INPUT DATA:
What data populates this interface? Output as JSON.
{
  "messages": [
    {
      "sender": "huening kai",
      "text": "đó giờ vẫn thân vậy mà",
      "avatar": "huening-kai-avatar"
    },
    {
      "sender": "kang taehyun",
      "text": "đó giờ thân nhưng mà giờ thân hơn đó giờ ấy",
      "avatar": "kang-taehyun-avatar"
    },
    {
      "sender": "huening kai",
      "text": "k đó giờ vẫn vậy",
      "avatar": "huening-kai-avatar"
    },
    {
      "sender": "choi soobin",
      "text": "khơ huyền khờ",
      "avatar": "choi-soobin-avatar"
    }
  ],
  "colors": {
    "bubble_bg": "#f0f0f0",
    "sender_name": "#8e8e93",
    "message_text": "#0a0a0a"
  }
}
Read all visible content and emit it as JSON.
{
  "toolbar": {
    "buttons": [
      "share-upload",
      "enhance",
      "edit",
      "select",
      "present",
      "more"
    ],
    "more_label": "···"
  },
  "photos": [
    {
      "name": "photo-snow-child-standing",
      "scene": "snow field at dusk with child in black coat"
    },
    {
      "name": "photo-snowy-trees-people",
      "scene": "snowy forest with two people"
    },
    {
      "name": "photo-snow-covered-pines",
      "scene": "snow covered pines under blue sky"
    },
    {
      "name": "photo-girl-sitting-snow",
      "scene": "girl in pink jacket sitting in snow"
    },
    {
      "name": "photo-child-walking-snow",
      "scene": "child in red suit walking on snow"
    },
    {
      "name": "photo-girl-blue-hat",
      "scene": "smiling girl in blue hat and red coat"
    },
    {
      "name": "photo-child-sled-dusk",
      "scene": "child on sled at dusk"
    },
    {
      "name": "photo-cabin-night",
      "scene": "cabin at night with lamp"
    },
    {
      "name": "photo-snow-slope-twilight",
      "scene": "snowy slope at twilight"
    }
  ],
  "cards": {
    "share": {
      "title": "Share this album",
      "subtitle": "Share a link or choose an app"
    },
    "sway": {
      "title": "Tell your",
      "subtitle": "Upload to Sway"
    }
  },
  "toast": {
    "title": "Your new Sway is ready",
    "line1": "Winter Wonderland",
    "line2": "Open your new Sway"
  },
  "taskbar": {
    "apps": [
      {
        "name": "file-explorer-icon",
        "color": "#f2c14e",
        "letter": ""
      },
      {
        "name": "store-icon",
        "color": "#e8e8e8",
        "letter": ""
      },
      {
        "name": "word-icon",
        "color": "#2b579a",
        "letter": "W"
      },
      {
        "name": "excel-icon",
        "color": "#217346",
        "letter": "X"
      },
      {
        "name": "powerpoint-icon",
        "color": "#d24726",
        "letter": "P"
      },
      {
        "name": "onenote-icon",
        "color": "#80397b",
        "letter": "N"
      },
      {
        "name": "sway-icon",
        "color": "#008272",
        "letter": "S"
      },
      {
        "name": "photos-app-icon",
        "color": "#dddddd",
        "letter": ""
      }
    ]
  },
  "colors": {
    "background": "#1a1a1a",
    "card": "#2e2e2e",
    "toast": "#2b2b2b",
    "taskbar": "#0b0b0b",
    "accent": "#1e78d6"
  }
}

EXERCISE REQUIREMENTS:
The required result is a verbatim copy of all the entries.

EXERCISE RESULT:
What data populates this interface? Output as JSON.
{
  "messages": [
    {
      "sender": "huening kai",
      "text": "đó giờ vẫn thân vậy mà",
      "avatar": "huening-kai-avatar"
    },
    {
      "sender": "kang taehyun",
      "text": "đó giờ thân nhưng mà giờ thân hơn đó giờ ấy",
      "avatar": "kang-taehyun-avatar"
    },
    {
      "sender": "huening kai",
      "text": "k đó giờ vẫn vậy",
      "avatar": "huening-kai-avatar"
    },
    {
      "sender": "choi soobin",
      "text": "khơ huyền khờ",
      "avatar": "choi-soobin-avatar"
    }
  ],
  "colors": {
    "bubble_bg": "#f0f0f0",
    "sender_name": "#8e8e93",
    "message_text": "#0a0a0a"
  }
}
Read all visible content and emit it as JSON.
{
  "toolbar": {
    "buttons": [
      "share-upload",
      "enhance",
      "edit",
      "select",
      "present",
      "more"
    ],
    "more_label": "···"
  },
  "photos": [
    {
      "name": "photo-snow-child-standing",
      "scene": "snow field at dusk with child in black coat"
    },
    {
      "name": "photo-snowy-trees-people",
      "scene": "snowy forest with two people"
    },
    {
      "name": "photo-snow-covered-pines",
      "scene": "snow covered pines under blue sky"
    },
    {
      "name": "photo-girl-sitting-snow",
      "scene": "girl in pink jacket sitting in snow"
    },
    {
      "name": "photo-child-walking-snow",
      "scene": "child in red suit walking on snow"
    },
    {
      "name": "photo-girl-blue-hat",
      "scene": "smiling girl in blue hat and red coat"
    },
    {
      "name": "photo-child-sled-dusk",
      "scene": "child on sled at dusk"
    },
    {
      "name": "photo-cabin-night",
      "scene": "cabin at night with lamp"
    },
    {
      "name": "photo-snow-slope-twilight",
      "scene": "snowy slope at twilight"
    }
  ],
  "cards": {
    "share": {
      "title": "Share this album",
      "subtitle": "Share a link or choose an app"
    },
    "sway": {
      "title": "Tell your",
      "subtitle": "Upload to Sway"
    }
  },
  "toast": {
    "title": "Your new Sway is ready",
    "line1": "Winter Wonderland",
    "line2": "Open your new Sway"
  },
  "taskbar": {
    "apps": [
      {
        "name": "file-explorer-icon",
        "color": "#f2c14e",
        "letter": ""
      },
      {
        "name": "store-icon",
        "color": "#e8e8e8",
        "letter": ""
      },
      {
        "name": "word-icon",
        "color": "#2b579a",
        "letter": "W"
      },
      {
        "name": "excel-icon",
        "color": "#217346",
        "letter": "X"
      },
      {
        "name": "powerpoint-icon",
        "color": "#d24726",
        "letter": "P"
      },
      {
        "name": "onenote-icon",
        "color": "#80397b",
        "letter": "N"
      },
      {
        "name": "sway-icon",
        "color": "#008272",
        "letter": "S"
      },
      {
        "name": "photos-app-icon",
        "color": "#dddddd",
        "letter": ""
      }
    ]
  },
  "colors": {
    "background": "#1a1a1a",
    "card": "#2e2e2e",
    "toast": "#2b2b2b",
    "taskbar": "#0b0b0b",
    "accent": "#1e78d6"
  }
}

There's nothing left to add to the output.